18. Sebo TJ, Bock BJ, Cheville JC, Lohse C, Wollan P, Zincke H. The percent of cores positive for cancer in prostate needle biopsy specimens is strongly predictive of tumor stage and volume at radical prostatectomy. J Urol. 2000;163:174–178. [PubMed]
19. Robbins AS, Koppie TM, Gomez SL, Parikh-Patel A, Mills PK. Differences in prognostic factors and survival among white and Asian men with prostate cancer, California, 1995-2004. Cancer. 2007;110:1255–1263. [PubMed]
20. Ward JF, Zincke H, Bergstralh EJ, Slezak JM, Myers RP, Blute ML. The impact of surgical approach (nerve bundle preservation versus wide local excision) on surgical margins and biochemical recurrence following radical prostatectomy. J Urol. 2004;172:1328–1332. [PubMed]
21. Steyerberg EW, Harrell FE, Jr, Borsboom GJ, Eijkemans MJ, Vergouwe Y, Habbema JD. Internal validation of predictive models: efficiency of some procedures for logistic regression analysis. J Clin Epidemiol. 2001;54:774–781. [PubMed]
22. Villers A, McNeal JE, Redwine EA, Freiha FS, Stamey TA. The role of perineural space invasion in the local spread of prostatic adenocarcinoma. J Urol. 1989;142:763–768. [PubMed]

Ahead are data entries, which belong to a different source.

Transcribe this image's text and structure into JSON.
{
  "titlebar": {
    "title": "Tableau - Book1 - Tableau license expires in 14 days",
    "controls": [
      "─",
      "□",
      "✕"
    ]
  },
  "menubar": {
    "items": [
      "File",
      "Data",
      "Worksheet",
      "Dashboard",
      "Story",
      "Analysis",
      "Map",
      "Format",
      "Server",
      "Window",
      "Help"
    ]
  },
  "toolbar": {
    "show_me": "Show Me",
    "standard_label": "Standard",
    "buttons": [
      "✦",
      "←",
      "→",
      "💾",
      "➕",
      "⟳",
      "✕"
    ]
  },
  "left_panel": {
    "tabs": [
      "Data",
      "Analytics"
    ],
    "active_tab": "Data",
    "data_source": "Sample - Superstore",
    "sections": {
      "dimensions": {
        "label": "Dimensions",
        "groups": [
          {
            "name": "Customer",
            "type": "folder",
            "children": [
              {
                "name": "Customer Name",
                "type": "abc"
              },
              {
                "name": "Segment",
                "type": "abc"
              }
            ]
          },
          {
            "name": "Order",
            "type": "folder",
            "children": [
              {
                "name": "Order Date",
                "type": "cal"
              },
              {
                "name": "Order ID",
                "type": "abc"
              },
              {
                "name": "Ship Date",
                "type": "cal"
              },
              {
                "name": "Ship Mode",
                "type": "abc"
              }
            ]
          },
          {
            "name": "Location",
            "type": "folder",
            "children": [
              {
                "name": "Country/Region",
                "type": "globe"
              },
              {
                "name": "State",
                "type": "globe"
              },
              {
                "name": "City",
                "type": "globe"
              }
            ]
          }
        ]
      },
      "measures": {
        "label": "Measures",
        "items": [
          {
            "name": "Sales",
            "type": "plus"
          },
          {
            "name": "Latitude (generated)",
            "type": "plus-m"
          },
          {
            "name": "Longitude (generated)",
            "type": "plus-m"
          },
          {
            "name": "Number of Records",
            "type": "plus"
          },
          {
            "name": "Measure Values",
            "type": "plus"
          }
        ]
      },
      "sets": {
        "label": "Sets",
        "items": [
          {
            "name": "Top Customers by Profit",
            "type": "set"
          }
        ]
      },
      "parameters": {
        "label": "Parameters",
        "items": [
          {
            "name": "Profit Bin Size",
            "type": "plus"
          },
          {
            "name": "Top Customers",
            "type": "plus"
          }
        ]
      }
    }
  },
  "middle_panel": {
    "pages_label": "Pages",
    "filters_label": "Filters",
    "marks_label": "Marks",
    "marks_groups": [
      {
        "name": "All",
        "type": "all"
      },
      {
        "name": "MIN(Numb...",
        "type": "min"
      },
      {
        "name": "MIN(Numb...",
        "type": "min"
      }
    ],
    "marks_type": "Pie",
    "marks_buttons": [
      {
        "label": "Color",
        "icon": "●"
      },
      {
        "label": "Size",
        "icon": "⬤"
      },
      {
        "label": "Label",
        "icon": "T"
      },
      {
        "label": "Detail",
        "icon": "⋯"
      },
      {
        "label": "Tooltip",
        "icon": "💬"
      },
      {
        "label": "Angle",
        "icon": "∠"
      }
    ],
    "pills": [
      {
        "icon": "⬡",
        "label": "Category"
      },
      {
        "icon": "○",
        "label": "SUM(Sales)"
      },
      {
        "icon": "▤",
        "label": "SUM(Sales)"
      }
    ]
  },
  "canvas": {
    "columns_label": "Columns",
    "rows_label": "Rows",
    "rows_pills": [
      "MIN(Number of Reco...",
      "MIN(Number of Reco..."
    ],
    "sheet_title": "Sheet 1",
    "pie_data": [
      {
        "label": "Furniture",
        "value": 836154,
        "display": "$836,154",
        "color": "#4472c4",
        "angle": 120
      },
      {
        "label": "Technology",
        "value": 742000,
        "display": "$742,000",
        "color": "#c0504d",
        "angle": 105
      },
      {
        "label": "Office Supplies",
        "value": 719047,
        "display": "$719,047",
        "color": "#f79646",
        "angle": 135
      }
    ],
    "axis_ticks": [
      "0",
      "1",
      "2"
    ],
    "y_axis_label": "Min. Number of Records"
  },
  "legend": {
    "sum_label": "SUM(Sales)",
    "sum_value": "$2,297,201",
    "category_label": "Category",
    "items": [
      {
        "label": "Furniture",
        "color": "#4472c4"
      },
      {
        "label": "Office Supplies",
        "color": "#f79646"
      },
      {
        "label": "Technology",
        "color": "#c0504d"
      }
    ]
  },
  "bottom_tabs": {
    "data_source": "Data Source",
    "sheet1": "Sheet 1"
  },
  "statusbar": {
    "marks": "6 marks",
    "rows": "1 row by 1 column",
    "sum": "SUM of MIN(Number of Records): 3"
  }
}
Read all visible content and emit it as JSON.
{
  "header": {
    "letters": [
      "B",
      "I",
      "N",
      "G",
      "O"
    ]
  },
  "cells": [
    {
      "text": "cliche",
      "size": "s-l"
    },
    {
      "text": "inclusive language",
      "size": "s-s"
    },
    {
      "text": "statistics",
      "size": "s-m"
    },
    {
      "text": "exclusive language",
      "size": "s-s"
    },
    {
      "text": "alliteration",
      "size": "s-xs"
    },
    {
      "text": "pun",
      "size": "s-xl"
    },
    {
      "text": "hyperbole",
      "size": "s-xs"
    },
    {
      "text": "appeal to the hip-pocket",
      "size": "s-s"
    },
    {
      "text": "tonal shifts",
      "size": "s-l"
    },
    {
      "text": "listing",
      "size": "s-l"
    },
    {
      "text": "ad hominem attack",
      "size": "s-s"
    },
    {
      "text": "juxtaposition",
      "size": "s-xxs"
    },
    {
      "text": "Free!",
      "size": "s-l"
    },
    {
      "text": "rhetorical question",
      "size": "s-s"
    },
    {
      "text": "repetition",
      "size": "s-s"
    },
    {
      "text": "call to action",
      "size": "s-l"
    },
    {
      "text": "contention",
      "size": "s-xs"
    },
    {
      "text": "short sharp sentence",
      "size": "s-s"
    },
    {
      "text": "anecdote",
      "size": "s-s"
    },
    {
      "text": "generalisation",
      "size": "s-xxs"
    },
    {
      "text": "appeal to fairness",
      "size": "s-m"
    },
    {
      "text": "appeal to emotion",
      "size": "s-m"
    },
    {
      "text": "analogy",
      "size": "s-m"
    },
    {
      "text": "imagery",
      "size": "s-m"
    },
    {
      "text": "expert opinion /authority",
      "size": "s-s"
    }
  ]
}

23. Rosen MA, Goldstone L, Lapin S, Wheeler T, Scardino PT. Frequency and location of extracapsular extension and positive surgical margins in radical prostatectomy specimens. J Urol. 1992;148:331–337. [PubMed]
24. Hall GS, Kramer CE, Epstein JI. Evaluation of radical prostatectomy specimens. A comparative analysis of sampling methods. Am J Surg Pathol. 1992;16:315–324. [PubMed]
25. McNeal JE, Villers AA, Redwine EA, Freiha FS, Stamey TA. Capsular penetration in prostate cancer. Significance for natural history and treatment. Am J Surg Pathol. 1990;14:240–247. [PubMed]

Articles from Journal of Korean Medical Science are provided here courtesy of Korean Academy of Medical Sciences